Also, anxiety can cause a high amount of worry, which can affect a person’s self-esteem, causing a lack of confidence, and leading to fewer friends. 

Also, any criticism from someone, it causes you to withdraw, pushing you into an antisocial spiral. Don’t let this happen! Fight against these feelings. 

Here are some tools you can use to feel better. 

Lastly, maybe you’re feeling burnt out or bored of socializing. Some people even feel like they hate being social. Read our post about it here. 

coping with anxiety

4. Your social skills aren’t working and you need help


If you’ve been out trying to make new friends, you’re meeting co-workers or you’ve moved to a new city and you’re feeling awkward, then maybe the social strategies you’re using don’t work.

As we reach different parts of our life our scenes will change. Also, how people want to interact with each other also changes.

Maybe the type of conversation you’re interested in isn’t with the people you’ve always socialized with. Or, you’ve never had small talk before or it’s challenging to start a conversation because you grew up with the people you’ve always hung out with.

This is all normal and something you can easily get better at.

You can sign up for our free tool kit here and get strategies and plenty of examples. Check it out.

Lastly, one of the things that can shift your social life is where you do it.

A lot of people are networking or trying to find friends in the wrong places. Check out more tips here on what you can do to meet people.

5. You haven’t found the right friends yet

Science of People says, “The more commonalities you have, the more relevant someone is to you. In a great relationship, the circles move closer together.” Image by Science of People.

find friends and meet people


There are a few things you might be feeling.

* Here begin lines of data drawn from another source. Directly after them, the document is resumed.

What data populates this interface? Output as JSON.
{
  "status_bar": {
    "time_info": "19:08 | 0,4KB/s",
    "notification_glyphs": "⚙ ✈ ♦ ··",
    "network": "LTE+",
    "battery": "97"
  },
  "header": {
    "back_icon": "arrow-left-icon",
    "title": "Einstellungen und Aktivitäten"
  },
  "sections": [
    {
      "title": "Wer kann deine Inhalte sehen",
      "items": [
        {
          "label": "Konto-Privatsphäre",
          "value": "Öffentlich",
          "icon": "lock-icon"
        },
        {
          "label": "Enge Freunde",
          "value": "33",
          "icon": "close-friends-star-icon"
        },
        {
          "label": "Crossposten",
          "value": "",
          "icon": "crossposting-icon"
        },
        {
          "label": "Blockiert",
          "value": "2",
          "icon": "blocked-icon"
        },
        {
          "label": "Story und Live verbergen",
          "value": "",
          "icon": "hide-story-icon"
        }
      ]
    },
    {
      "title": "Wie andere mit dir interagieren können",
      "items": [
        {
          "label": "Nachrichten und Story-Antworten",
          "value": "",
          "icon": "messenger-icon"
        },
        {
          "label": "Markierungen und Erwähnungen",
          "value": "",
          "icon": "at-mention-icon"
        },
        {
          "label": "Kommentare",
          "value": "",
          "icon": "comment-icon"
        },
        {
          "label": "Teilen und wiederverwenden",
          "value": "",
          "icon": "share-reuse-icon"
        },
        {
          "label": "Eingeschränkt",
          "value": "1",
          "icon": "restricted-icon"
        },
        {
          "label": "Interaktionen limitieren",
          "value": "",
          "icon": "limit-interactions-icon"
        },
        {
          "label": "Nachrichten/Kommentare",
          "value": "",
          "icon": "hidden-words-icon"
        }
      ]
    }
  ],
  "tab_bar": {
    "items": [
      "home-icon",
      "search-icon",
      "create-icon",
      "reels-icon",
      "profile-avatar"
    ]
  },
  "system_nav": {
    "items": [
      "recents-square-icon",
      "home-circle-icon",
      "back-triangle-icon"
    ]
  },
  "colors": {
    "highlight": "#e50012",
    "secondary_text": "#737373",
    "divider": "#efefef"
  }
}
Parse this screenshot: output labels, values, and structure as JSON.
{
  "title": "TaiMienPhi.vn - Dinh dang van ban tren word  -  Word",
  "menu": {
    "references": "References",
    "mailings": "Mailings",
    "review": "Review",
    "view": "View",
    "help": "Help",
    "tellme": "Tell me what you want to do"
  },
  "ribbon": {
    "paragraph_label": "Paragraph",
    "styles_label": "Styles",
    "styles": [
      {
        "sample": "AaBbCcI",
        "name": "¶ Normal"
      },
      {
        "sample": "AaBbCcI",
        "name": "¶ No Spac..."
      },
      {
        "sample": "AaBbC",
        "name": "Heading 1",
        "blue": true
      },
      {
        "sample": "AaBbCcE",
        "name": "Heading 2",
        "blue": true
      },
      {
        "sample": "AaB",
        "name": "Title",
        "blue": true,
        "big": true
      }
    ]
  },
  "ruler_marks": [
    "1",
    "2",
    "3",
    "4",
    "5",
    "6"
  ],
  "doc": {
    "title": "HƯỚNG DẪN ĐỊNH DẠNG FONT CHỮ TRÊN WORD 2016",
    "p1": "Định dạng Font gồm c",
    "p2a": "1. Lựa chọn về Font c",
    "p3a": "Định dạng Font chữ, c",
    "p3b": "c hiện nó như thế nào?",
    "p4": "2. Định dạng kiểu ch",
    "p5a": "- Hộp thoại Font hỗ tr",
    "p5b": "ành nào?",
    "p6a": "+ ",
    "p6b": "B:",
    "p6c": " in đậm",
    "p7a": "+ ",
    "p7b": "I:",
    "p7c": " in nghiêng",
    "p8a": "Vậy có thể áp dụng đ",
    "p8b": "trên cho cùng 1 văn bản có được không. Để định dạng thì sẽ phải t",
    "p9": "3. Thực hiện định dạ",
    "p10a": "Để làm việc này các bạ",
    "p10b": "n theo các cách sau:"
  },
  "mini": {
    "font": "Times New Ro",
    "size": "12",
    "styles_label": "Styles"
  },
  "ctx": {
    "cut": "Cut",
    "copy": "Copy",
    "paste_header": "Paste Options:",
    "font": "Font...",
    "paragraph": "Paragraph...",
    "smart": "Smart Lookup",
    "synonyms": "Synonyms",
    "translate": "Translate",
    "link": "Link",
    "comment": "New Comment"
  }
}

You’re either feeling like you haven’t found the right people to hang out with or it’s the opposite like you don’t have any friends and you feel depressed. 

If you haven’t met people you click with yet, that’s ok. You’ll make it happen if you’re consistent. One of the things you can do is find an activity you like and consistently go to that event. In time, you’ll meet people you’re compatible with. 

However, if you hate the people you’re around, you’ll continue to be depressed and feel lonely. It’s probably a good time to break up with those people. Friend breakups are more common than you think.

A few signs you need new friends:

  • You always feel bad about yourself
  • The effort is one-sided
  • They’re always negative
  • You’re never sure where you stand

For more ideas on how to meet people without it being awkward, check out our post here. 

What else is being said about depression and friendship

help with depression
meeting friends
where to meet friends
treating depression

Harvard’s Healing Wisdom: Navigating Depression

Harvard Health reveals that depression’s onset goes deeper than brain chemistry alone. It’s a complex interplay of genetics, life experiences, and personal circumstances.

Additional Resources to learn about depression from Harvard experts:

How does Harvard define depression

In-depth look at what causes depression



What you can do right now?


If you feel like your social skills keep getting worse, talk to a close friend or a professional counselor about the feelings you have.

Or, you can prepare more when you go out to socialize. Joining our community and Download our Tool Kit for free (mini-course, social toolkit, and more)

We think if you join our community, or just read a few more blog posts, you won’t be saying, “I hate socializing”. But you’ll feel more confident and know what to say.

We hope after reading this post you feel more aware of why you think, “I don’t have any friends and I’m depressed”. 

You got this!


Steve Anthony

Pin It on Pinterest

Share This